=== Data shown ===

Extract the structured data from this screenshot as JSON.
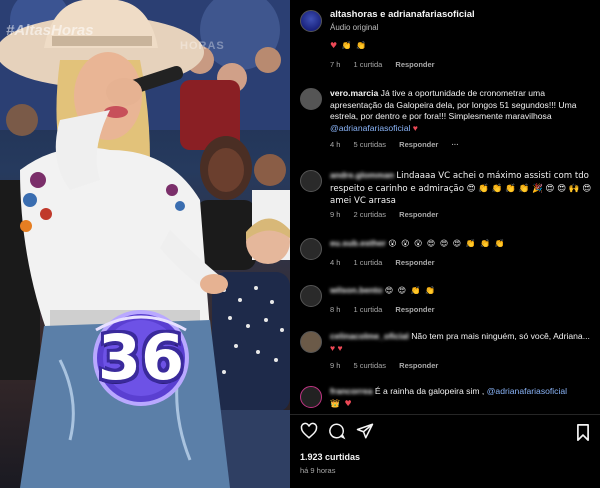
{
  "video": {
    "watermark": "#AltasHoras",
    "watermark2": "HORAS",
    "badge_number": "36"
  },
  "post": {
    "author_line": "altashoras e adrianafariasoficial",
    "audio": "Áudio original"
  },
  "comments": [
    {
      "user": "",
      "text": "♥ 👏 👏",
      "time": "7 h",
      "likes": "1 curtida",
      "reply": "Responder"
    },
    {
      "user": "vero.marcia",
      "text": "Já tive a oportunidade de cronometrar uma apresentação da Galopeira dela, por longos 51 segundos!!! Uma estrela, por dentro e por fora!!! Simplesmente maravilhosa",
      "mention": "@adrianafariasoficial",
      "suffix": "♥",
      "time": "4 h",
      "likes": "5 curtidas",
      "reply": "Responder",
      "more": "···"
    },
    {
      "user": "andre.glomman",
      "text": "Lindaaaa VC achei o máximo assisti com tdo respeito e carinho e admiração 😍 👏 👏 👏 👏 🎉 😍 😍 🙌 😍 amei VC arrasa",
      "time": "9 h",
      "likes": "2 curtidas",
      "reply": "Responder"
    },
    {
      "user": "eu.sub.esther",
      "text": "😮 😮 😮 😍 😍 😍 👏 👏 👏",
      "time": "4 h",
      "likes": "1 curtida",
      "reply": "Responder"
    },
    {
      "user": "wilson.bento",
      "text": "😍 😍 👏 👏",
      "time": "8 h",
      "likes": "1 curtida",
      "reply": "Responder"
    },
    {
      "user": "celinacolme_oficial",
      "text": "Não tem pra mais ninguém, só você, Adriana...",
      "suffix": "♥ ♥",
      "time": "9 h",
      "likes": "5 curtidas",
      "reply": "Responder"
    },
    {
      "user": "francorrea",
      "text": "É a rainha da galopeira sim ,",
      "mention": "@adrianafariasoficial",
      "suffix": "👑 ♥"
    }
  ],
  "footer": {
    "likes": "1.923 curtidas",
    "time_ago": "há 9 horas"
  },
  "icons": {
    "like": "heart-outline-icon",
    "comment": "comment-bubble-icon",
    "share": "paper-plane-icon",
    "save": "bookmark-icon"
  },
  "colors": {
    "mention": "#8ab4f8",
    "heart": "#ed4956",
    "badge": "#3a2a9c"
  }
}
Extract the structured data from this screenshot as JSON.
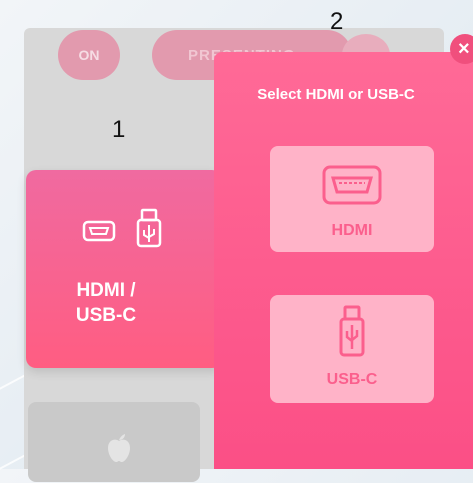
{
  "steps": {
    "step1": "1",
    "step2": "2"
  },
  "background_app": {
    "on_toggle": "ON",
    "mode_pill": "PRESENTING"
  },
  "source_tile": {
    "label": "HDMI /\nUSB-C",
    "icons": [
      "hdmi-port-icon",
      "usb-drive-icon"
    ]
  },
  "popup": {
    "title": "Select HDMI or USB-C",
    "close_glyph": "×",
    "options": [
      {
        "label": "HDMI",
        "icon": "hdmi-port-icon"
      },
      {
        "label": "USB-C",
        "icon": "usb-drive-icon"
      }
    ]
  },
  "colors": {
    "accent": "#fb5f8d",
    "option_bg": "#ffb3c8",
    "dim_panel": "#d8d8d8"
  }
}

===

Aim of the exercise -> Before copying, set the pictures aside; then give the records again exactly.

Exercise result ->
Extract the structured data from this screenshot as JSON.
{
  "video": {
    "watermark": "#AltasHoras",
    "watermark2": "HORAS",
    "badge_number": "36"
  },
  "post": {
    "author_line": "altashoras e adrianafariasoficial",
    "audio": "Áudio original"
  },
  "comments": [
    {
      "user": "",
      "text": "♥ 👏 👏",
      "time": "7 h",
      "likes": "1 curtida",
      "reply": "Responder"
    },
    {
      "user": "vero.marcia",
      "text": "Já tive a oportunidade de cronometrar uma apresentação da Galopeira dela, por longos 51 segundos!!! Uma estrela, por dentro e por fora!!! Simplesmente maravilhosa",
      "mention": "@adrianafariasoficial",
      "suffix": "♥",
      "time": "4 h",
      "likes": "5 curtidas",
      "reply": "Responder",
      "more": "···"
    },
    {
      "user": "andre.glomman",
      "text": "Lindaaaa VC achei o máximo assisti com tdo respeito e carinho e admiração 😍 👏 👏 👏 👏 🎉 😍 😍 🙌 😍 amei VC arrasa",
      "time": "9 h",
      "likes": "2 curtidas",
      "reply": "Responder"
    },
    {
      "user": "eu.sub.esther",
      "text": "😮 😮 😮 😍 😍 😍 👏 👏 👏",
      "time": "4 h",
      "likes": "1 curtida",
      "reply": "Responder"
    },
    {
      "user": "wilson.bento",
      "text": "😍 😍 👏 👏",
      "time": "8 h",
      "likes": "1 curtida",
      "reply": "Responder"
    },
    {
      "user": "celinacolme_oficial",
      "text": "Não tem pra mais ninguém, só você, Adriana...",
      "suffix": "♥ ♥",
      "time": "9 h",
      "likes": "5 curtidas",
      "reply": "Responder"
    },
    {
      "user": "francorrea",
      "text": "É a rainha da galopeira sim ,",
      "mention": "@adrianafariasoficial",
      "suffix": "👑 ♥"
    }
  ],
  "footer": {
    "likes": "1.923 curtidas",
    "time_ago": "há 9 horas"
  },
  "icons": {
    "like": "heart-outline-icon",
    "comment": "comment-bubble-icon",
    "share": "paper-plane-icon",
    "save": "bookmark-icon"
  },
  "colors": {
    "mention": "#8ab4f8",
    "heart": "#ed4956",
    "badge": "#3a2a9c"
  }
}
Extract the structured data from this screenshot as JSON.
{
  "steps": {
    "step1": "1",
    "step2": "2"
  },
  "background_app": {
    "on_toggle": "ON",
    "mode_pill": "PRESENTING"
  },
  "source_tile": {
    "label": "HDMI /\nUSB-C",
    "icons": [
      "hdmi-port-icon",
      "usb-drive-icon"
    ]
  },
  "popup": {
    "title": "Select HDMI or USB-C",
    "close_glyph": "×",
    "options": [
      {
        "label": "HDMI",
        "icon": "hdmi-port-icon"
      },
      {
        "label": "USB-C",
        "icon": "usb-drive-icon"
      }
    ]
  },
  "colors": {
    "accent": "#fb5f8d",
    "option_bg": "#ffb3c8",
    "dim_panel": "#d8d8d8"
  }
}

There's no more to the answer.